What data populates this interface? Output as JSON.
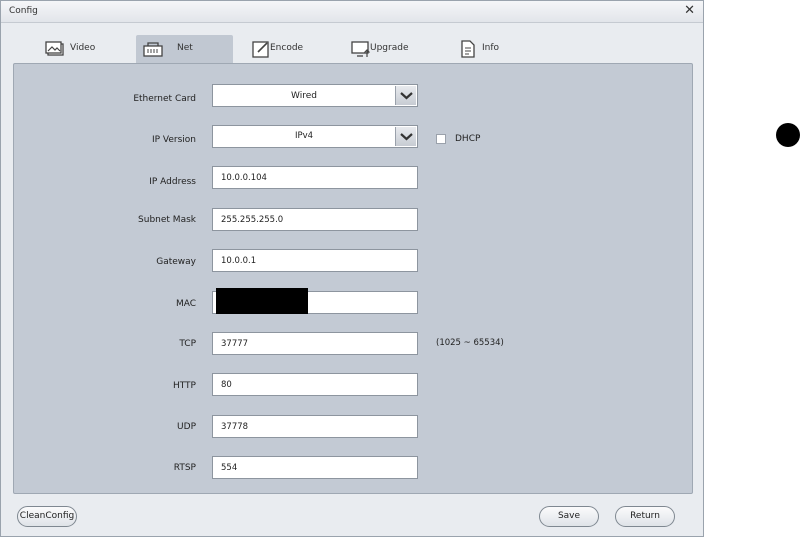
{
  "window": {
    "title": "Config"
  },
  "tabs": [
    {
      "label": "Video",
      "icon": "video-image-icon"
    },
    {
      "label": "Net",
      "icon": "network-icon",
      "active": true
    },
    {
      "label": "Encode",
      "icon": "encode-edit-icon"
    },
    {
      "label": "Upgrade",
      "icon": "upgrade-monitor-icon"
    },
    {
      "label": "Info",
      "icon": "info-document-icon"
    }
  ],
  "form": {
    "ethernet_card": {
      "label": "Ethernet Card",
      "value": "Wired"
    },
    "ip_version": {
      "label": "IP Version",
      "value": "IPv4"
    },
    "dhcp": {
      "label": "DHCP",
      "checked": false
    },
    "ip_address": {
      "label": "IP Address",
      "value": "10.0.0.104"
    },
    "subnet_mask": {
      "label": "Subnet Mask",
      "value": "255.255.255.0"
    },
    "gateway": {
      "label": "Gateway",
      "value": "10.0.0.1"
    },
    "mac": {
      "label": "MAC",
      "value": "",
      "redacted": true
    },
    "tcp": {
      "label": "TCP",
      "value": "37777",
      "hint": "(1025 ~ 65534)"
    },
    "http": {
      "label": "HTTP",
      "value": "80"
    },
    "udp": {
      "label": "UDP",
      "value": "37778"
    },
    "rtsp": {
      "label": "RTSP",
      "value": "554"
    }
  },
  "buttons": {
    "clean_config": "CleanConfig",
    "save": "Save",
    "return": "Return"
  },
  "colors": {
    "panel": "#c3cad4",
    "active_tab": "#c1c8d2",
    "window": "#e9ecf0"
  }
}
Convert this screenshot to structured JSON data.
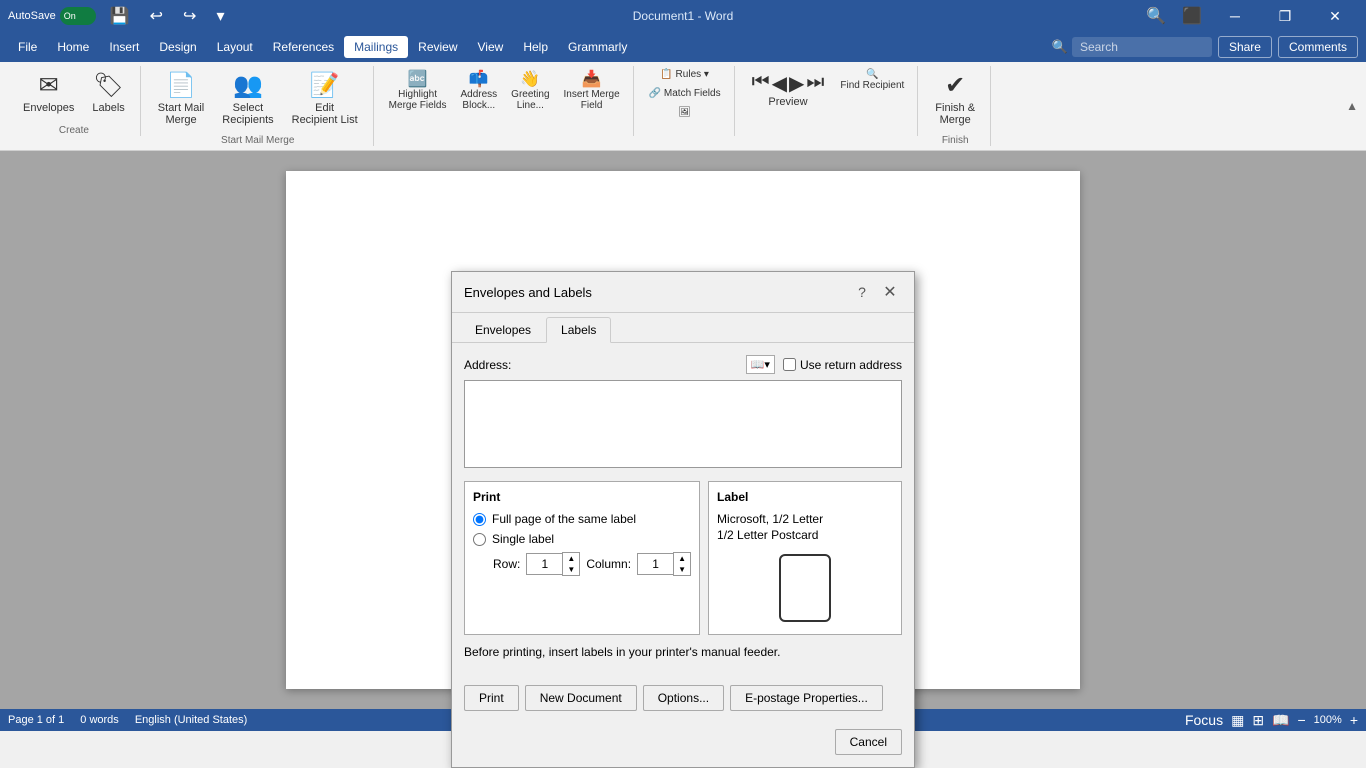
{
  "titleBar": {
    "autosave": "AutoSave",
    "autosaveState": "On",
    "title": "Document1 - Word",
    "minimize": "─",
    "restore": "❐",
    "close": "✕"
  },
  "menuBar": {
    "items": [
      {
        "label": "File",
        "active": false
      },
      {
        "label": "Home",
        "active": false
      },
      {
        "label": "Insert",
        "active": false
      },
      {
        "label": "Design",
        "active": false
      },
      {
        "label": "Layout",
        "active": false
      },
      {
        "label": "References",
        "active": false
      },
      {
        "label": "Mailings",
        "active": true
      },
      {
        "label": "Review",
        "active": false
      },
      {
        "label": "View",
        "active": false
      },
      {
        "label": "Help",
        "active": false
      },
      {
        "label": "Grammarly",
        "active": false
      }
    ],
    "search": "Search",
    "share": "Share",
    "comments": "Comments"
  },
  "ribbon": {
    "groups": [
      {
        "label": "Create",
        "buttons": [
          {
            "icon": "✉",
            "label": "Envelopes"
          },
          {
            "icon": "🏷",
            "label": "Labels"
          }
        ]
      },
      {
        "label": "Start Mail Merge",
        "buttons": [
          {
            "icon": "📄",
            "label": "Start Mail\nMerge"
          },
          {
            "icon": "👥",
            "label": "Select\nRecipients"
          },
          {
            "icon": "📝",
            "label": "Edit\nRecipient List"
          }
        ]
      },
      {
        "label": "",
        "buttons": [
          {
            "icon": "🔤",
            "label": "Highlight\nMerge Fields"
          },
          {
            "icon": "📫",
            "label": "Address\nBlock..."
          },
          {
            "icon": "👋",
            "label": "Greeting\nLine..."
          },
          {
            "icon": "📥",
            "label": "Insert Merge\nField"
          }
        ]
      },
      {
        "label": "",
        "buttons": [
          {
            "icon": "📋",
            "label": "Rules"
          },
          {
            "icon": "🔗",
            "label": "Match Fields"
          },
          {
            "icon": "🖼",
            "label": ""
          }
        ]
      },
      {
        "label": "",
        "buttons": [
          {
            "icon": "⏮",
            "label": ""
          },
          {
            "icon": "◀",
            "label": ""
          },
          {
            "icon": "▶",
            "label": ""
          },
          {
            "icon": "⏭",
            "label": ""
          },
          {
            "icon": "ABC",
            "label": "Preview"
          },
          {
            "icon": "🔍",
            "label": "Find Recipient"
          }
        ]
      },
      {
        "label": "Finish",
        "buttons": [
          {
            "icon": "✔",
            "label": "Finish &\nMerge"
          }
        ]
      }
    ]
  },
  "dialog": {
    "title": "Envelopes and Labels",
    "tabs": [
      {
        "label": "Envelopes",
        "active": false
      },
      {
        "label": "Labels",
        "active": true
      }
    ],
    "address": {
      "label": "Address:",
      "value": "",
      "placeholder": ""
    },
    "useReturnAddress": "Use return address",
    "print": {
      "title": "Print",
      "fullPageOption": "Full page of the same label",
      "singleLabelOption": "Single label",
      "rowLabel": "Row:",
      "rowValue": "1",
      "columnLabel": "Column:",
      "columnValue": "1"
    },
    "label": {
      "title": "Label",
      "name": "Microsoft, 1/2 Letter",
      "subname": "1/2 Letter Postcard"
    },
    "infoText": "Before printing, insert labels in your printer's manual feeder.",
    "buttons": {
      "print": "Print",
      "newDocument": "New Document",
      "options": "Options...",
      "ePostage": "E-postage Properties..."
    },
    "cancelButton": "Cancel"
  },
  "statusBar": {
    "pageInfo": "Page 1 of 1",
    "wordCount": "0 words",
    "language": "English (United States)",
    "focus": "Focus",
    "zoom": "100%"
  }
}
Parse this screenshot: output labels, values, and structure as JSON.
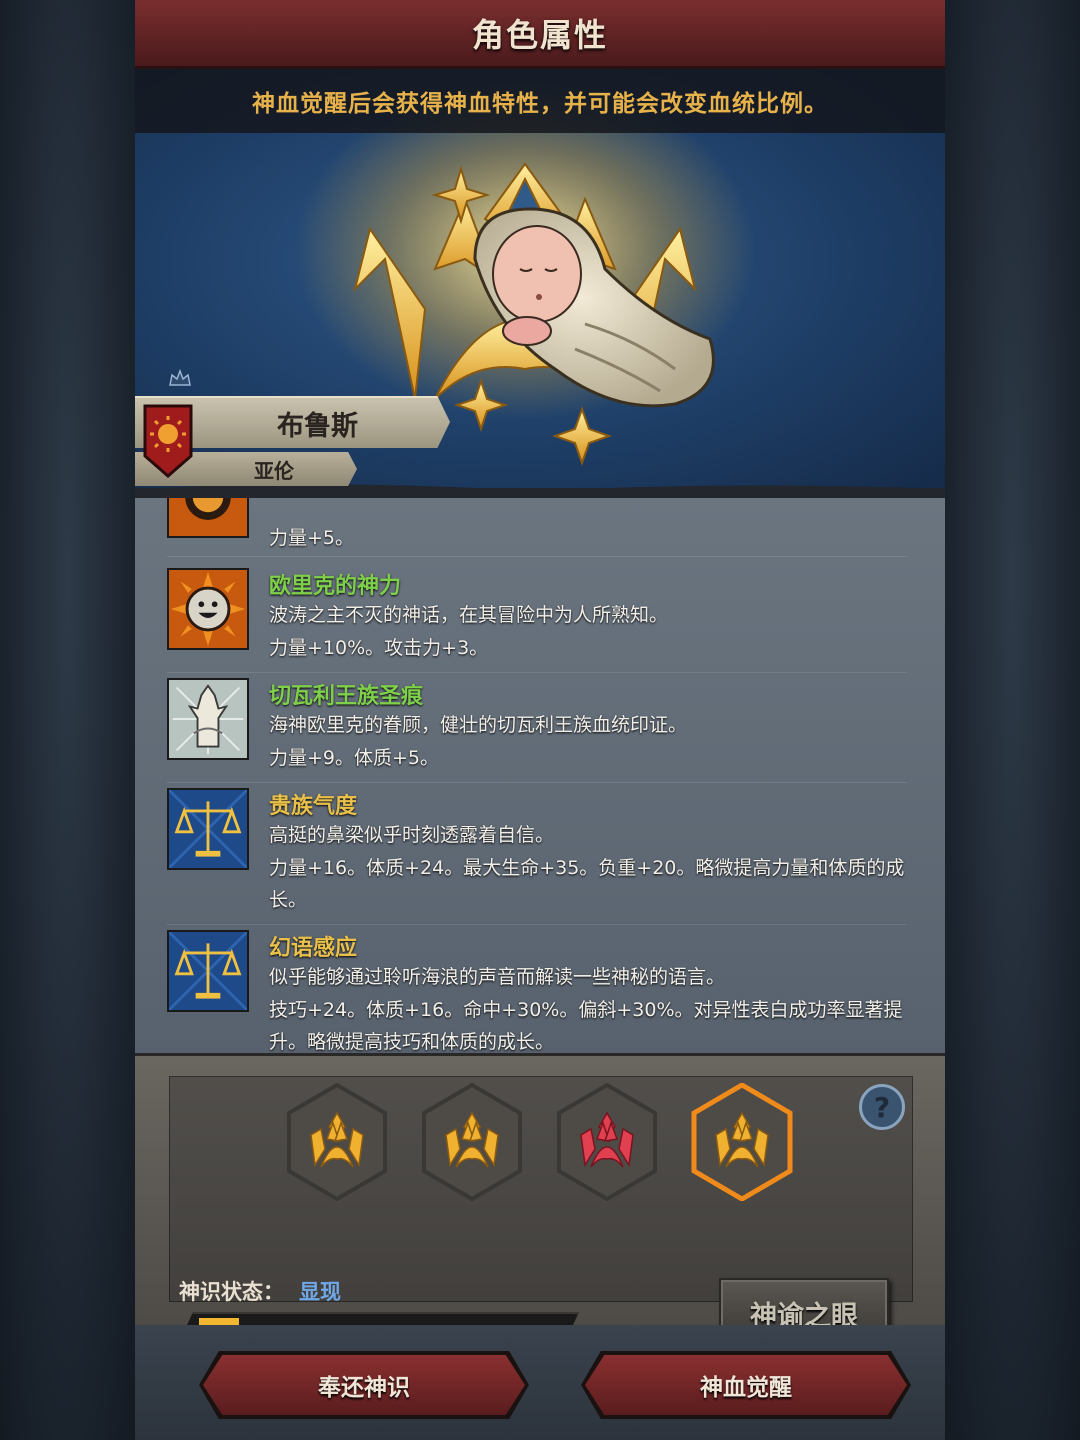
{
  "header": {
    "title": "角色属性",
    "hint": "神血觉醒后会获得神血特性，并可能会改变血统比例。"
  },
  "character": {
    "name": "布鲁斯",
    "house": "亚伦"
  },
  "traits": [
    {
      "name": "",
      "desc": "",
      "effect": "力量+5。",
      "icon": "sun-eye-icon",
      "name_color": "#7ed04a"
    },
    {
      "name": "欧里克的神力",
      "desc": "波涛之主不灭的神话，在其冒险中为人所熟知。",
      "effect": "力量+10%。攻击力+3。",
      "icon": "smiling-sun-icon",
      "name_color": "#7ed04a"
    },
    {
      "name": "切瓦利王族圣痕",
      "desc": "海神欧里克的眷顾，健壮的切瓦利王族血统印证。",
      "effect": "力量+9。体质+5。",
      "icon": "trident-emblem-icon",
      "name_color": "#7ed04a"
    },
    {
      "name": "贵族气度",
      "desc": "高挺的鼻梁似乎时刻透露着自信。",
      "effect": "力量+16。体质+24。最大生命+35。负重+20。略微提高力量和体质的成长。",
      "icon": "scales-icon",
      "name_color": "#e8c04a"
    },
    {
      "name": "幻语感应",
      "desc": "似乎能够通过聆听海浪的声音而解读一些神秘的语言。",
      "effect": "技巧+24。体质+16。命中+30%。偏斜+30%。对异性表白成功率显著提升。略微提高技巧和体质的成长。",
      "icon": "scales-icon",
      "name_color": "#e8c04a"
    }
  ],
  "divine_slots": [
    {
      "icon": "divine-crest-gold-icon",
      "color": "#f0b030",
      "selected": false
    },
    {
      "icon": "divine-crest-gold-icon",
      "color": "#f0b030",
      "selected": false
    },
    {
      "icon": "divine-crest-red-icon",
      "color": "#e04050",
      "selected": false
    },
    {
      "icon": "divine-crest-gold-icon",
      "color": "#f0b030",
      "selected": true
    }
  ],
  "status": {
    "label": "神识状态：",
    "value": "显现",
    "progress": 0.11
  },
  "buttons": {
    "oracle": "神谕之眼",
    "return": "奉还神识",
    "awaken": "神血觉醒",
    "help": "?"
  },
  "colors": {
    "accent_gold": "#e8b24a",
    "status_blue": "#6fa8e8",
    "button_red": "#8a3030"
  }
}
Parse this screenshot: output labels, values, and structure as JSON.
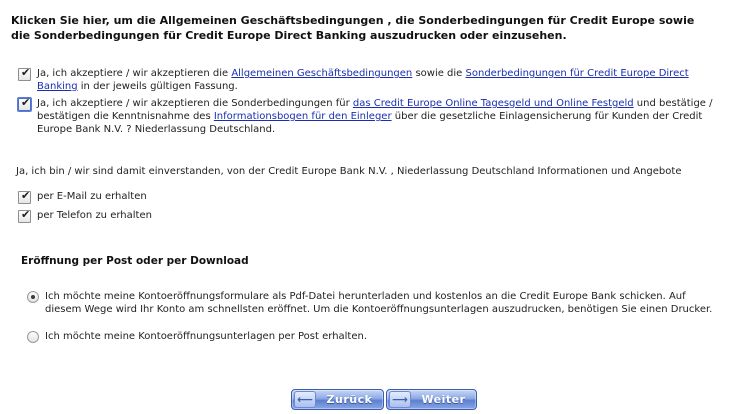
{
  "heading": "Klicken Sie hier, um die Allgemeinen Geschäftsbedingungen , die Sonderbedingungen für Credit Europe sowie die Sonderbedingungen für Credit Europe Direct Banking auszudrucken oder einzusehen.",
  "agreements": {
    "agb": {
      "checked": true,
      "text_1": "Ja, ich akzeptiere / wir akzeptieren die ",
      "link_1": "Allgemeinen Geschäftsbedingungen",
      "text_2": " sowie die ",
      "link_2": "Sonderbedingungen für Credit Europe Direct Banking",
      "text_3": " in der jeweils gültigen Fassung."
    },
    "sonder": {
      "checked": true,
      "text_1": "Ja, ich akzeptiere / wir akzeptieren die Sonderbedingungen für ",
      "link_1": "das Credit Europe Online Tagesgeld und Online Festgeld",
      "text_2": " und bestätige / bestätigen die Kenntnisnahme des ",
      "link_2": "Informationsbogen für den Einleger",
      "text_3": " über die gesetzliche Einlagensicherung für Kunden der Credit Europe Bank N.V. ? Niederlassung Deutschland."
    }
  },
  "consent": {
    "intro": "Ja, ich bin / wir sind damit einverstanden, von der Credit Europe Bank N.V. , Niederlassung Deutschland Informationen und Angebote",
    "email_label": "per E-Mail zu erhalten",
    "email_checked": true,
    "phone_label": "per Telefon zu erhalten",
    "phone_checked": true
  },
  "opening": {
    "title": "Eröffnung per Post oder per Download",
    "option_download": "Ich möchte meine Kontoeröffnungsformulare als Pdf-Datei herunterladen und kostenlos an die Credit Europe Bank schicken. Auf diesem Wege wird Ihr Konto am schnellsten eröffnet. Um die Kontoeröffnungsunterlagen auszudrucken, benötigen Sie einen Drucker.",
    "option_post": "Ich möchte meine Kontoeröffnungsunterlagen per Post erhalten.",
    "selected": "download"
  },
  "buttons": {
    "back_label": "Zurück",
    "next_label": "Weiter",
    "back_icon": "arrow-left-icon",
    "next_icon": "arrow-right-icon"
  },
  "icons": {
    "check_glyph": "✔",
    "arrow_left": "⟵",
    "arrow_right": "⟶"
  }
}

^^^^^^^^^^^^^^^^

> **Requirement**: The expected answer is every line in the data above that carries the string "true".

> **Solution to this problem**:
      "active": true
      "redacted": true
        "active": true
        "active": true
      "selected": true
      "checked": true,
      "checked": true,
    "email_checked": true,
    "phone_checked": true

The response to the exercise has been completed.